◆ **What you are asked to do**
The required answer is a copy of each line in the entries below that includes "size".
________________________
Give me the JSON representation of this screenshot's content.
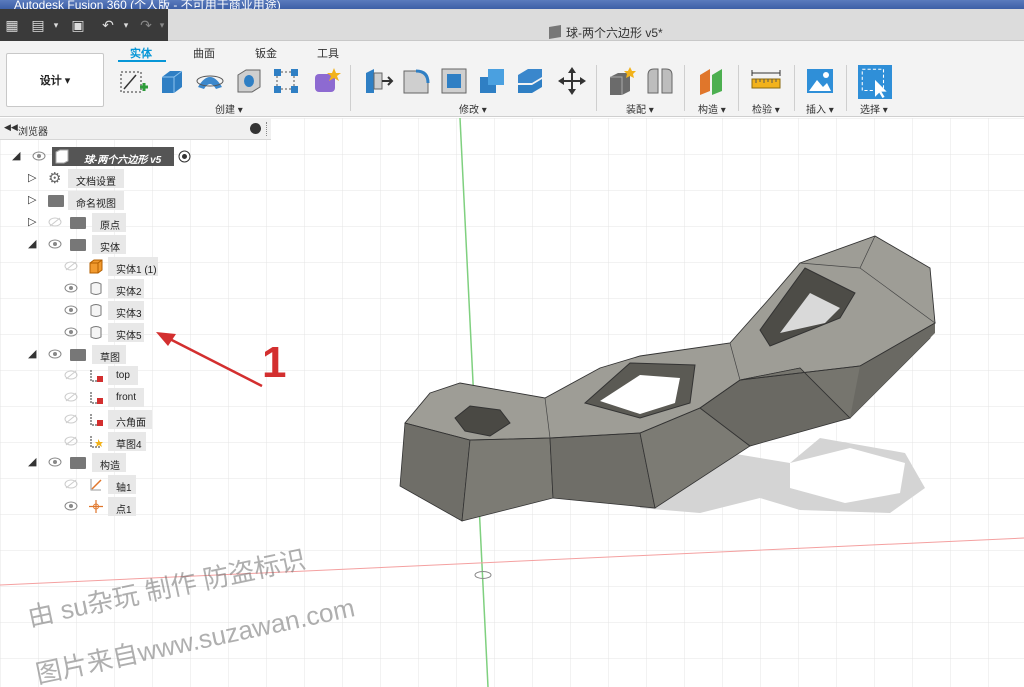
{
  "app": {
    "window_title": "Autodesk Fusion 360 (个人版 - 不可用于商业用途)",
    "document_title": "球-两个六边形 v5*"
  },
  "toolbar": {
    "workspace": "设计 ▾",
    "tabs": [
      {
        "label": "实体",
        "active": true
      },
      {
        "label": "曲面",
        "active": false
      },
      {
        "label": "钣金",
        "active": false
      },
      {
        "label": "工具",
        "active": false
      }
    ],
    "groups": [
      {
        "label": "创建 ▾"
      },
      {
        "label": "修改 ▾"
      },
      {
        "label": "装配 ▾"
      },
      {
        "label": "构造 ▾"
      },
      {
        "label": "检验 ▾"
      },
      {
        "label": "插入 ▾"
      },
      {
        "label": "选择 ▾"
      }
    ]
  },
  "browser": {
    "title": "浏览器",
    "root": "球-两个六边形 v5",
    "nodes": [
      {
        "label": "文档设置"
      },
      {
        "label": "命名视图"
      },
      {
        "label": "原点"
      },
      {
        "label": "实体"
      },
      {
        "label": "实体1 (1)"
      },
      {
        "label": "实体2"
      },
      {
        "label": "实体3"
      },
      {
        "label": "实体5"
      },
      {
        "label": "草图"
      },
      {
        "label": "top"
      },
      {
        "label": "front"
      },
      {
        "label": "六角面"
      },
      {
        "label": "草图4"
      },
      {
        "label": "构造"
      },
      {
        "label": "轴1"
      },
      {
        "label": "点1"
      }
    ]
  },
  "annotation": {
    "number": "1"
  },
  "watermark": {
    "line1": "由 su杂玩 制作 防盗标识",
    "line2": "图片来自www.suzawan.com"
  },
  "colors": {
    "accent": "#0696d7",
    "annotation_red": "#d32f2f",
    "model_gray": "#77766f"
  }
}
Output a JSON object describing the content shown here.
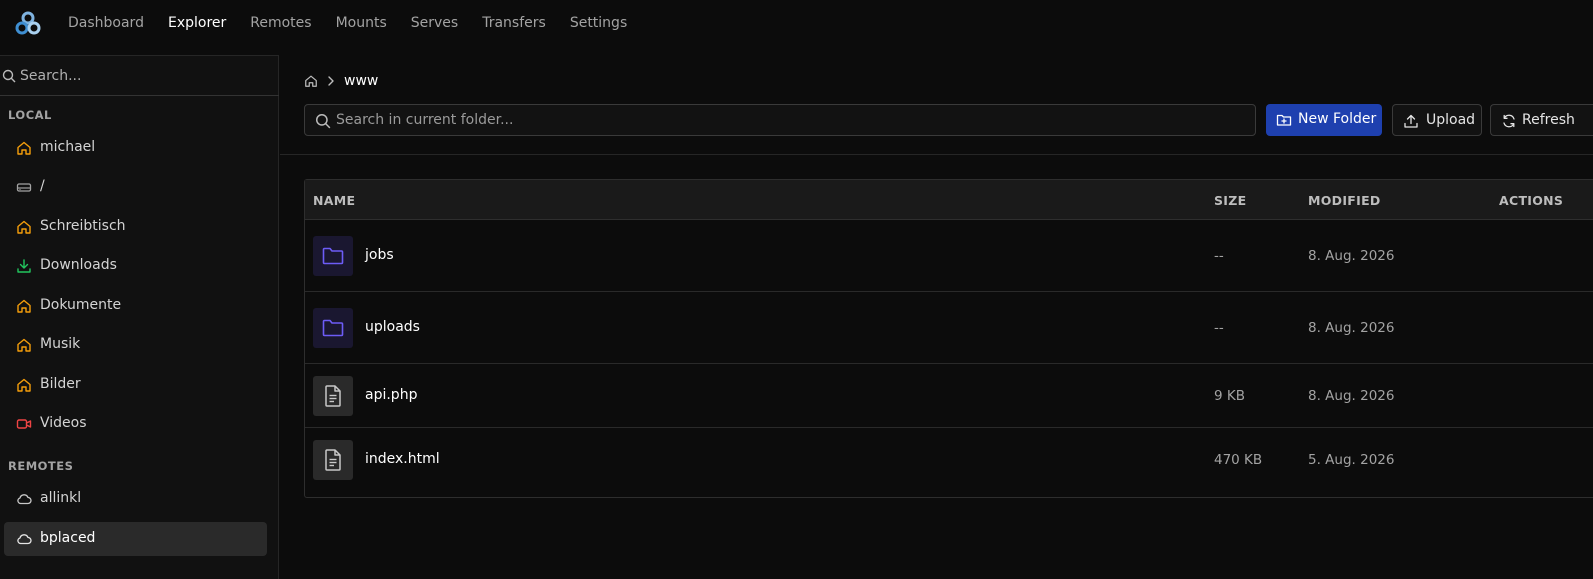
{
  "nav": {
    "items": [
      {
        "label": "Dashboard",
        "active": false
      },
      {
        "label": "Explorer",
        "active": true
      },
      {
        "label": "Remotes",
        "active": false
      },
      {
        "label": "Mounts",
        "active": false
      },
      {
        "label": "Serves",
        "active": false
      },
      {
        "label": "Transfers",
        "active": false
      },
      {
        "label": "Settings",
        "active": false
      }
    ]
  },
  "sidebar": {
    "search_placeholder": "Search...",
    "local_label": "LOCAL",
    "local_items": [
      {
        "label": "michael",
        "icon": "home-icon"
      },
      {
        "label": "/",
        "icon": "drive-icon"
      },
      {
        "label": "Schreibtisch",
        "icon": "home-icon"
      },
      {
        "label": "Downloads",
        "icon": "download-icon"
      },
      {
        "label": "Dokumente",
        "icon": "home-icon"
      },
      {
        "label": "Musik",
        "icon": "home-icon"
      },
      {
        "label": "Bilder",
        "icon": "home-icon"
      },
      {
        "label": "Videos",
        "icon": "video-icon"
      }
    ],
    "remotes_label": "REMOTES",
    "remote_items": [
      {
        "label": "allinkl",
        "icon": "cloud-icon",
        "selected": false
      },
      {
        "label": "bplaced",
        "icon": "cloud-icon",
        "selected": true
      }
    ]
  },
  "breadcrumb": {
    "current": "www"
  },
  "toolbar": {
    "search_placeholder": "Search in current folder...",
    "new_folder_label": "New Folder",
    "upload_label": "Upload",
    "refresh_label": "Refresh"
  },
  "table": {
    "headers": {
      "name": "NAME",
      "size": "SIZE",
      "modified": "MODIFIED",
      "actions": "ACTIONS"
    },
    "rows": [
      {
        "name": "jobs",
        "type": "folder",
        "size": "--",
        "modified": "8. Aug. 2026"
      },
      {
        "name": "uploads",
        "type": "folder",
        "size": "--",
        "modified": "8. Aug. 2026"
      },
      {
        "name": "api.php",
        "type": "file",
        "size": "9 KB",
        "modified": "8. Aug. 2026"
      },
      {
        "name": "index.html",
        "type": "file",
        "size": "470 KB",
        "modified": "5. Aug. 2026"
      }
    ]
  },
  "colors": {
    "accent": "#1e40af",
    "home_icon": "#f59e0b",
    "download_icon": "#22c55e",
    "video_icon": "#ef4444",
    "folder_icon": "#6d5cf6"
  }
}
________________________
◆ **Written solution**
      "size": "SIZE",
        "size": "--",
        "size": "--",
        "size": "9 KB",
        "size": "470 KB",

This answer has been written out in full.